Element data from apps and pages

•••••

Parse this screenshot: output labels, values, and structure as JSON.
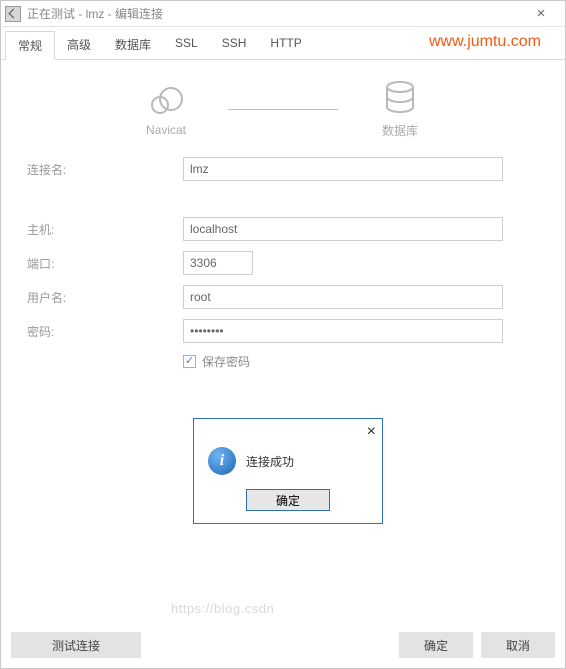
{
  "titlebar": {
    "title": "正在测试 - lmz - 编辑连接",
    "close_glyph": "×"
  },
  "watermark": "www.jumtu.com",
  "bottom_watermark": "https://blog.csdn",
  "tabs": [
    {
      "label": "常规",
      "active": true
    },
    {
      "label": "高级",
      "active": false
    },
    {
      "label": "数据库",
      "active": false
    },
    {
      "label": "SSL",
      "active": false
    },
    {
      "label": "SSH",
      "active": false
    },
    {
      "label": "HTTP",
      "active": false
    }
  ],
  "diagram": {
    "left_label": "Navicat",
    "right_label": "数据库"
  },
  "form": {
    "connection_name": {
      "label": "连接名:",
      "value": "lmz"
    },
    "host": {
      "label": "主机:",
      "value": "localhost"
    },
    "port": {
      "label": "端口:",
      "value": "3306"
    },
    "user": {
      "label": "用户名:",
      "value": "root"
    },
    "password": {
      "label": "密码:",
      "value": "••••••••"
    },
    "save_password": {
      "label": "保存密码",
      "checked": true
    }
  },
  "modal": {
    "close_glyph": "×",
    "info_glyph": "i",
    "message": "连接成功",
    "ok_label": "确定"
  },
  "buttons": {
    "test": "测试连接",
    "ok": "确定",
    "cancel": "取消"
  }
}
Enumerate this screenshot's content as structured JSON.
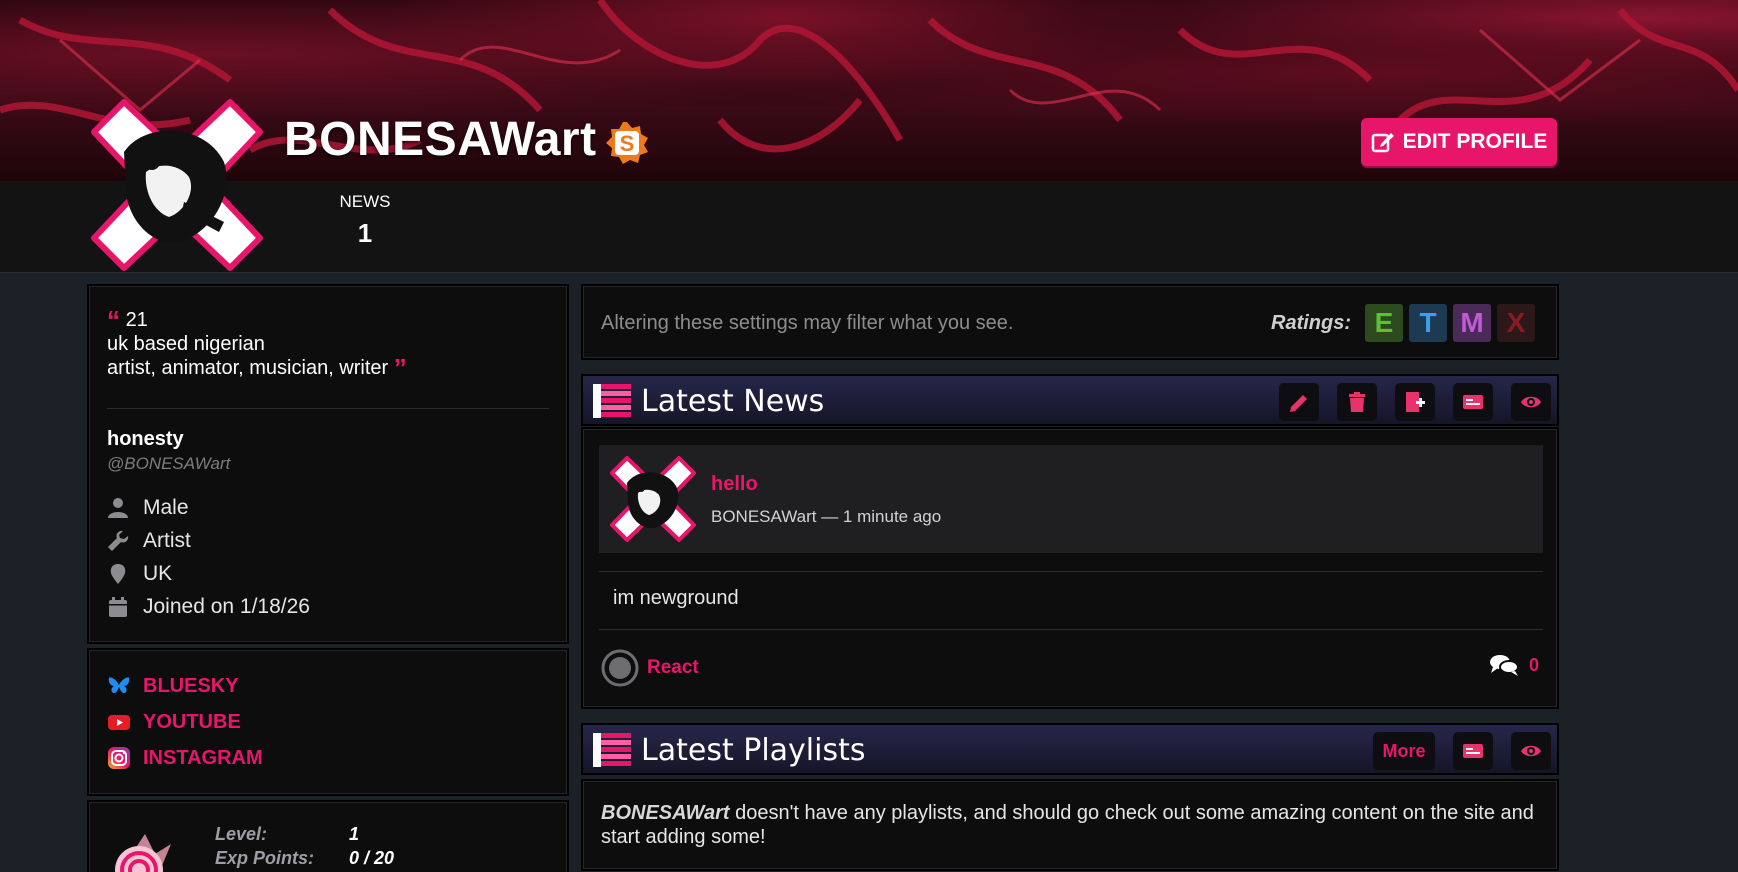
{
  "profile": {
    "username": "BONESAWart",
    "edit_label": "EDIT PROFILE",
    "stats": {
      "news_label": "NEWS",
      "news_count": "1"
    }
  },
  "bio": {
    "line1": "21",
    "line2": "uk based nigerian",
    "line3": "artist, animator, musician, writer",
    "display_name": "honesty",
    "handle": "@BONESAWart",
    "gender": "Male",
    "occupation": "Artist",
    "location": "UK",
    "joined": "Joined on 1/18/26"
  },
  "links": [
    {
      "label": "BLUESKY",
      "icon": "butterfly-icon"
    },
    {
      "label": "YOUTUBE",
      "icon": "youtube-icon"
    },
    {
      "label": "INSTAGRAM",
      "icon": "instagram-icon"
    }
  ],
  "level": {
    "level_label": "Level:",
    "level_value": "1",
    "exp_label": "Exp Points:",
    "exp_value": "0 / 20"
  },
  "filter": {
    "notice": "Altering these settings may filter what you see.",
    "ratings_label": "Ratings:",
    "ratings": [
      {
        "letter": "E",
        "color": "#5ec12a",
        "bg": "#2d4a1e"
      },
      {
        "letter": "T",
        "color": "#3aa0e8",
        "bg": "#1e3a52"
      },
      {
        "letter": "M",
        "color": "#c25ad6",
        "bg": "#4a2a58"
      },
      {
        "letter": "X",
        "color": "#c2202a",
        "bg": "#3a1c1e"
      }
    ]
  },
  "news_section": {
    "title": "Latest News",
    "post": {
      "title": "hello",
      "meta": "BONESAWart — 1 minute ago",
      "body": "im newground",
      "react_label": "React",
      "comment_count": "0"
    }
  },
  "playlists_section": {
    "title": "Latest Playlists",
    "more_label": "More",
    "empty_user": "BONESAWart",
    "empty_text": " doesn't have any playlists, and should go check out some amazing content on the site and start adding some!"
  },
  "colors": {
    "accent": "#e8166a",
    "background": "#1c2127",
    "panel": "#0e0d0e"
  }
}
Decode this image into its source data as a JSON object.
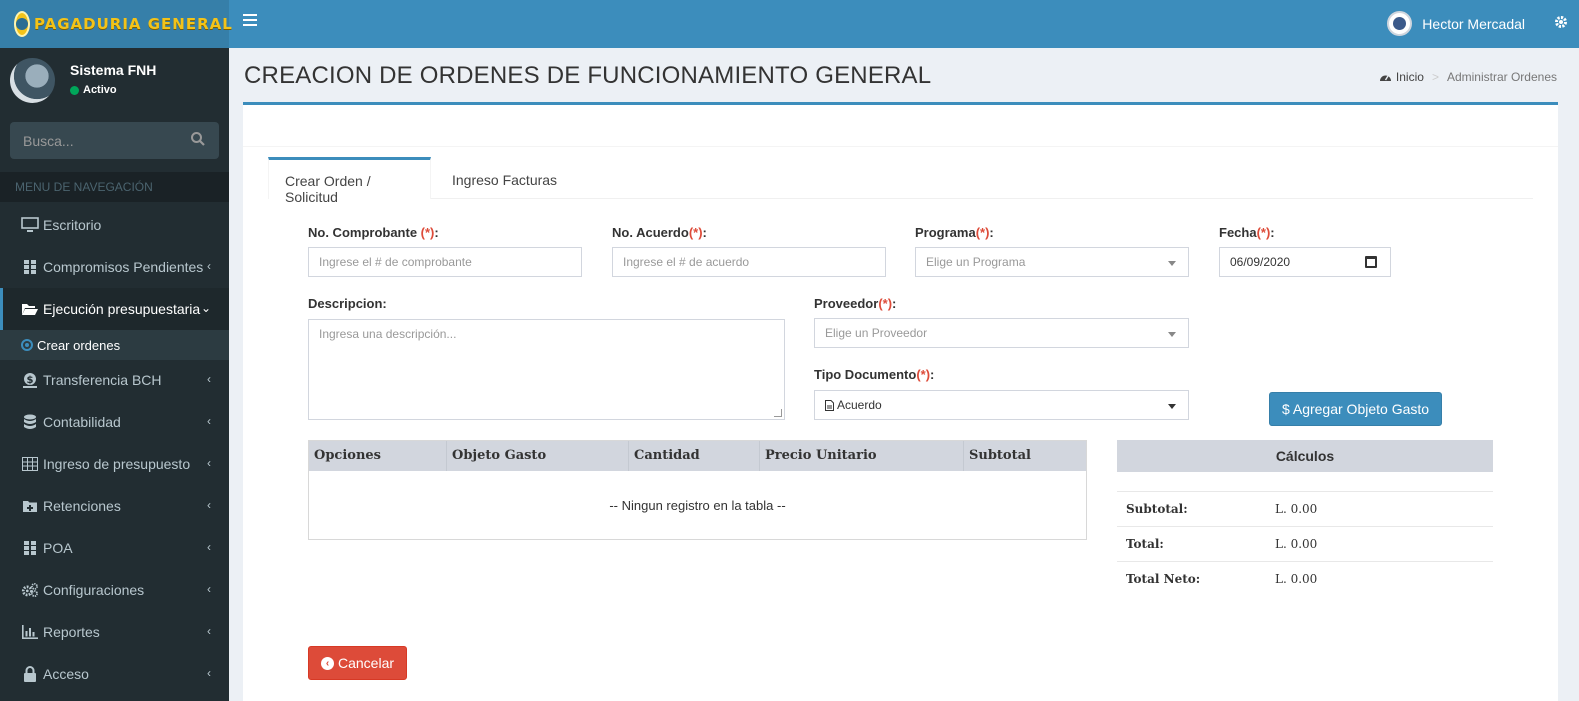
{
  "brand": {
    "name": "PAGADURIA GENERAL"
  },
  "header": {
    "user_name": "Hector Mercadal"
  },
  "sidebar": {
    "user": {
      "name": "Sistema FNH",
      "status": "Activo"
    },
    "search_placeholder": "Busca...",
    "nav_header": "MENU DE NAVEGACIÓN",
    "items": [
      {
        "label": "Escritorio",
        "icon": "desktop-icon"
      },
      {
        "label": "Compromisos Pendientes",
        "icon": "th-icon"
      },
      {
        "label": "Ejecución presupuestaria",
        "icon": "folder-open-icon",
        "active": true
      },
      {
        "label": "Transferencia BCH",
        "icon": "dollar-icon"
      },
      {
        "label": "Contabilidad",
        "icon": "database-icon"
      },
      {
        "label": "Ingreso de presupuesto",
        "icon": "table-icon"
      },
      {
        "label": "Retenciones",
        "icon": "folder-plus-icon"
      },
      {
        "label": "POA",
        "icon": "th-icon"
      },
      {
        "label": "Configuraciones",
        "icon": "cogs-icon"
      },
      {
        "label": "Reportes",
        "icon": "bar-chart-icon"
      },
      {
        "label": "Acceso",
        "icon": "lock-icon"
      }
    ],
    "sub_item": "Crear ordenes"
  },
  "page": {
    "title": "CREACION DE ORDENES DE FUNCIONAMIENTO GENERAL",
    "breadcrumb": {
      "home": "Inicio",
      "current": "Administrar Ordenes"
    }
  },
  "tabs": [
    {
      "label": "Crear Orden / Solicitud",
      "active": true
    },
    {
      "label": "Ingreso Facturas",
      "active": false
    }
  ],
  "form": {
    "comprobante": {
      "label": "No. Comprobante ",
      "req": "(*)",
      "colon": ":",
      "placeholder": "Ingrese el # de comprobante"
    },
    "acuerdo": {
      "label": "No. Acuerdo",
      "req": "(*)",
      "colon": ":",
      "placeholder": "Ingrese el # de acuerdo"
    },
    "programa": {
      "label": "Programa",
      "req": "(*)",
      "colon": ":",
      "placeholder": "Elige un Programa"
    },
    "fecha": {
      "label": "Fecha",
      "req": "(*)",
      "colon": ":",
      "value": "06/09/2020"
    },
    "descripcion": {
      "label": "Descripcion:",
      "placeholder": "Ingresa una descripción..."
    },
    "proveedor": {
      "label": "Proveedor",
      "req": "(*)",
      "colon": ":",
      "placeholder": "Elige un Proveedor"
    },
    "tipo_documento": {
      "label": "Tipo Documento",
      "req": "(*)",
      "colon": ":",
      "value": "Acuerdo"
    }
  },
  "buttons": {
    "agregar": "$ Agregar Objeto Gasto",
    "cancelar": "Cancelar"
  },
  "table": {
    "columns": [
      "Opciones",
      "Objeto Gasto",
      "Cantidad",
      "Precio Unitario",
      "Subtotal"
    ],
    "empty": "-- Ningun registro en la tabla --"
  },
  "calculos": {
    "title": "Cálculos",
    "rows": [
      {
        "label": "Subtotal:",
        "value": "L. 0.00"
      },
      {
        "label": "Total:",
        "value": "L. 0.00"
      },
      {
        "label": "Total Neto:",
        "value": "L. 0.00"
      }
    ]
  }
}
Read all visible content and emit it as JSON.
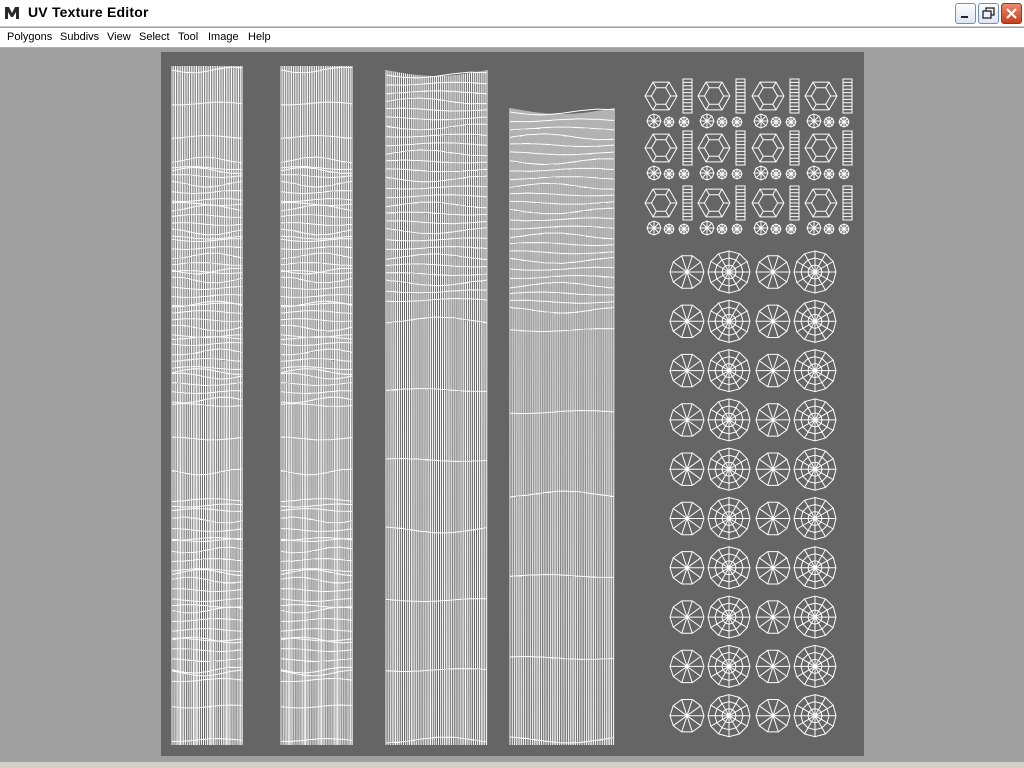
{
  "window": {
    "title": "UV Texture Editor"
  },
  "menubar": {
    "items": [
      "Polygons",
      "Subdivs",
      "View",
      "Select",
      "Tool",
      "Image",
      "Help"
    ]
  },
  "colors": {
    "canvas": "#656565",
    "wire": "#ffffff",
    "viewport_bg": "#a0a0a0"
  },
  "icons": {
    "app": "maya-app-icon",
    "minimize": "minimize-icon",
    "maximize": "maximize-icon",
    "close": "close-icon"
  }
}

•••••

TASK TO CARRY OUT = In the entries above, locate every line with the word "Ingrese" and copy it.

RESULT OF THIS TASK =
      "placeholder": "Ingrese el # de comprobante"
      "placeholder": "Ingrese el # de acuerdo"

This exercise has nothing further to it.